[Items from an interface collection]
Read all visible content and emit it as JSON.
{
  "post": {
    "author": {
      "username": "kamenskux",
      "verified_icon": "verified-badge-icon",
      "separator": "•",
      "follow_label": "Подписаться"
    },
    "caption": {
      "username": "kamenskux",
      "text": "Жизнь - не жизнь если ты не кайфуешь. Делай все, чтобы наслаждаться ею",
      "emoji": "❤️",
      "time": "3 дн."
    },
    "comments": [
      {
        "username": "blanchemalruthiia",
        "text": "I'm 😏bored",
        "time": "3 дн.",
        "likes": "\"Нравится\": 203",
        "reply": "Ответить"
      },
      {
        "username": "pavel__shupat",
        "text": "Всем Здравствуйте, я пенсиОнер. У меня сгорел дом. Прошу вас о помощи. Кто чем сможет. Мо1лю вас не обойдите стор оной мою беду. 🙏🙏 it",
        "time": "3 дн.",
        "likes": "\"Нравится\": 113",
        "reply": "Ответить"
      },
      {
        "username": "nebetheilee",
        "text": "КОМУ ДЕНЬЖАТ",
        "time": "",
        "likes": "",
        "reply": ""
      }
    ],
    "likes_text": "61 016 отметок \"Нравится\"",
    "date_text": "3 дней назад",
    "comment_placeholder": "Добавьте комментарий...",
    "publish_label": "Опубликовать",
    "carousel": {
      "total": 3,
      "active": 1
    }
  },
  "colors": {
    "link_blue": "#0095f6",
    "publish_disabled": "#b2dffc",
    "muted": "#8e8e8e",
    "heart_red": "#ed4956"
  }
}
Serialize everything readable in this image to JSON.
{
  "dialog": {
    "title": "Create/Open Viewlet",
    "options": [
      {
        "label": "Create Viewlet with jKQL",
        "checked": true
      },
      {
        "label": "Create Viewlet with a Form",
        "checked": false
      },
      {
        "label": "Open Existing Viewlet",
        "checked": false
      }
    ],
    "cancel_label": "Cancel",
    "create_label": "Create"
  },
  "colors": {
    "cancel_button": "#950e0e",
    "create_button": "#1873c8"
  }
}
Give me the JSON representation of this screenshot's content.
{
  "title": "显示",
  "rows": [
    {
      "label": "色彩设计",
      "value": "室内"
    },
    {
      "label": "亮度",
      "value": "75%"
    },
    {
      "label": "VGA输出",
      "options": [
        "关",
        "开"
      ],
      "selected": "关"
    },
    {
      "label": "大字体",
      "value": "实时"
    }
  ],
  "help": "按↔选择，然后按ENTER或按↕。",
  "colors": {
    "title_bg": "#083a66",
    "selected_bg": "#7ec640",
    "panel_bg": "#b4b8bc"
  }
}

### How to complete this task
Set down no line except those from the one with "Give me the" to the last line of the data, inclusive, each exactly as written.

### Solution to the exercise
Give me the JSON representation of this screenshot's content.
{
  "title": "显示",
  "rows": [
    {
      "label": "色彩设计",
      "value": "室内"
    },
    {
      "label": "亮度",
      "value": "75%"
    },
    {
      "label": "VGA输出",
      "options": [
        "关",
        "开"
      ],
      "selected": "关"
    },
    {
      "label": "大字体",
      "value": "实时"
    }
  ],
  "help": "按↔选择，然后按ENTER或按↕。",
  "colors": {
    "title_bg": "#083a66",
    "selected_bg": "#7ec640",
    "panel_bg": "#b4b8bc"
  }
}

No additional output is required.